Solution sought to allow Swaledale barn conversion

The field barn east of Grinton, which it is proposed to convert into a farmworker's home.

Efforts are being made to finally reach an agreement which would allow a farming family to turn a Swaledale barn into a home.

A plan to convert Shoemaker Barn, near Grinton, was initially approved in October 2018, only for it to be rejected two months later as Yorkshire Dales National Park Authority (YDNPA) members were warned by officers that approving the scheme could seriously undermine the authority’s ability to insist developers follow its planning policy.

A revised scheme by the applicants, Chris and Laura Porter, to convert the barn was then approved three months ago, against the advice of the authority’s officers.

It was passed on the condition that the converted barn be tied to the landholdings of the farm business as it had been argued the home was essential to enable the couple to tend to overwinter pedigree rams and lamb ewes in the spring.

The meeting heard the decision was essential to maintaining the community as well as the future of hill farming, which shapes many of the national park’s landscapes.

An agent for the couple told members: “This authority is aware of the fragility of hill farming and is committed to working with stakeholders to safeguard its future. If members support this application today they will do something positive to address this challenge and send a message to other young people that they are valued and do have a place.

“Chris’s family are responsible for the upkeep of 45km of stone wall, 27 field barns, 1,000 acres of heather moorland, 150 acres of hay meadows. These resources are valued by all who are attracted to our national park.
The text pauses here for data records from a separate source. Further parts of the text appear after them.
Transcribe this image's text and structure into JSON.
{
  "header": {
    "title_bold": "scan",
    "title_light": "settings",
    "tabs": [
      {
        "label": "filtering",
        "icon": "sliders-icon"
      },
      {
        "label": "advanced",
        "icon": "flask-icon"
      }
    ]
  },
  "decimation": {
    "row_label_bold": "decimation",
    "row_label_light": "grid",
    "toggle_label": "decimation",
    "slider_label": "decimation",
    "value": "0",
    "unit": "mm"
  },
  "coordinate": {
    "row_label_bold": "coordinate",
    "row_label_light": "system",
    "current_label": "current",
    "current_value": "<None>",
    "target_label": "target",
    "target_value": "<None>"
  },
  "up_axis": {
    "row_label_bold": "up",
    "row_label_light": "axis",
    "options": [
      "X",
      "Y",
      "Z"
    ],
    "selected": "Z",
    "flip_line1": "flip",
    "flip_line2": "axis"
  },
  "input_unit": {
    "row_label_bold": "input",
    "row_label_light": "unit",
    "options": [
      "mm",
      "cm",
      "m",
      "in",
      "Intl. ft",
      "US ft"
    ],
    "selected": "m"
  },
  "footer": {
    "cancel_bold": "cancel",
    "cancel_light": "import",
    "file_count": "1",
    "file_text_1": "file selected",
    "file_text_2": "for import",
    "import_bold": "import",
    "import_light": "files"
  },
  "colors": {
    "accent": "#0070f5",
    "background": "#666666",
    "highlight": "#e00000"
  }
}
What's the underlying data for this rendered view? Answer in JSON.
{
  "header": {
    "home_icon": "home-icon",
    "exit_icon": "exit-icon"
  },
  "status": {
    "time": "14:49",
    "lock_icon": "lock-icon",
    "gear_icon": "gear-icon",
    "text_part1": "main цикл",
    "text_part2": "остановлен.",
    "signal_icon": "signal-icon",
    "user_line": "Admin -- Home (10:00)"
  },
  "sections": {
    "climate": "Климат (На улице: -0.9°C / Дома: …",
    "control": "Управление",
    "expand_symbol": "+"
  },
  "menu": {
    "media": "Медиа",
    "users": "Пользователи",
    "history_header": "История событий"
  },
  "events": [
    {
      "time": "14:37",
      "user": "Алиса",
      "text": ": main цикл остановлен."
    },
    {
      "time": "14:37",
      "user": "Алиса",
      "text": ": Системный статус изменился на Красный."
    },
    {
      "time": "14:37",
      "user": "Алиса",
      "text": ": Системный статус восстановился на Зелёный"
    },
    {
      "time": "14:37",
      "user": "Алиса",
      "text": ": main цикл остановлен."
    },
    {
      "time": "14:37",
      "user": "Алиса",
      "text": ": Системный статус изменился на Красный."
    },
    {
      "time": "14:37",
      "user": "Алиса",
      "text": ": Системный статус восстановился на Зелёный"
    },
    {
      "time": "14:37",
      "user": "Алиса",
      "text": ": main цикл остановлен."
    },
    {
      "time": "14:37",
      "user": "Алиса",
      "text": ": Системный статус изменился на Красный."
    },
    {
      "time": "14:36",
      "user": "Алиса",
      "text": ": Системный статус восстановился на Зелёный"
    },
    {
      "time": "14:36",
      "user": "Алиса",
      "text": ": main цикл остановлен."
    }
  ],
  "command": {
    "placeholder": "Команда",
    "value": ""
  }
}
Without the retention of people with the skills to safeguard these landscapes, the Dales that we all love and fight to protect cannot be sustained. ”

However, since the plan was granted, the Porter’s agent has said the legal agreement cannot be completed as the land ownership is complex, the farming business does not own any land at all and that they could not compel the various owners to enter into the planning agreement.

The authority’s officers said that despite attempts to ease the restriction, the Porter’s agent had said land ownership issues would prevent them from completing the agreement, and have asked the planning committee to reconsider if the plan should be approved without the building being tied to the farm business.

However, talks have now taken place between planning officers and the applicant and agent to find a solution.

One proposal is to restrict the occupancy of the house to a person who is employed full time in agriculture on the land at Oxnop, Summer Lodge and Crackpot.

YDNPA said in a statement: “In effect this would be a standard agricultural tie but with an additional restriction ensuring that the dwelling is only used for housing agricultural workers working on the particular land holdings used by the partnership which generate a need for the dwelling at Grinton.

“The agreement would be flexibly worded so that the land identified within the agreement as being used by the partnership could be varied subsequently with the agreement of the authority if the land available to the partnership changes in the future.

“The applicant has agreed to a S106 agreement on this basis.”

Park authority members will be asked to consider the application again this week on this basis.